- Opening Delimiter -

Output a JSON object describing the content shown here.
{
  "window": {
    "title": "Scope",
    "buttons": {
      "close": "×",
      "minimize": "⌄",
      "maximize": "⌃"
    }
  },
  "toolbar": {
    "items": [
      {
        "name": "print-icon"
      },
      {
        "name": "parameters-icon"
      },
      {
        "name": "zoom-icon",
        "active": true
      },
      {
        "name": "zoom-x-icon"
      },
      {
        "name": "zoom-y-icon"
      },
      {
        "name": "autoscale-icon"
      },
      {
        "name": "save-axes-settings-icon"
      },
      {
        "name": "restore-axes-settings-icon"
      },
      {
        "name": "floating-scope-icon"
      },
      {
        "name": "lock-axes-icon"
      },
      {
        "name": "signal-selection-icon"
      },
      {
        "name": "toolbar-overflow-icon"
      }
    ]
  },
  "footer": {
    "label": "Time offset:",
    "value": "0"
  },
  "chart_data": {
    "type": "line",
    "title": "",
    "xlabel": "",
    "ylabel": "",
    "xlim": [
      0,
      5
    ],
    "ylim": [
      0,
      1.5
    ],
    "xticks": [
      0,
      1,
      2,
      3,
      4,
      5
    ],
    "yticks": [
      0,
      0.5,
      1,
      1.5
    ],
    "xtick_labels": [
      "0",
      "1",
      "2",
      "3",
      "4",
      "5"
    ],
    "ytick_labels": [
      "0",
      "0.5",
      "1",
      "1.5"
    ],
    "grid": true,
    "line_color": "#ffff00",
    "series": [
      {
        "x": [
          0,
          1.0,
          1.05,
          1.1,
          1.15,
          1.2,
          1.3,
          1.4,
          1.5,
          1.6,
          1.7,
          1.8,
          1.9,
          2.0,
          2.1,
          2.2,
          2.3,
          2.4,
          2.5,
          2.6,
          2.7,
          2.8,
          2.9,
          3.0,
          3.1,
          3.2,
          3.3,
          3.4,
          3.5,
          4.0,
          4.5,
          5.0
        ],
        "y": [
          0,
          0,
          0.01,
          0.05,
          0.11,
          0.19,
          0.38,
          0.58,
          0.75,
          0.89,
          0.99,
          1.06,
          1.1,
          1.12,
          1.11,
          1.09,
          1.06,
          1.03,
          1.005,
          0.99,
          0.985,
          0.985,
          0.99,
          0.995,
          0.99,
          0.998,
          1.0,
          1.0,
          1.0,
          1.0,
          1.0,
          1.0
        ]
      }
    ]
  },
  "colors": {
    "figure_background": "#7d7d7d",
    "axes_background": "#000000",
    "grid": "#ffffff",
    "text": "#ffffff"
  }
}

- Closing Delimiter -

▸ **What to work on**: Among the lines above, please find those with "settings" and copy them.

▸ **Answer box**:
        "name": "save-axes-settings-icon"
        "name": "restore-axes-settings-icon"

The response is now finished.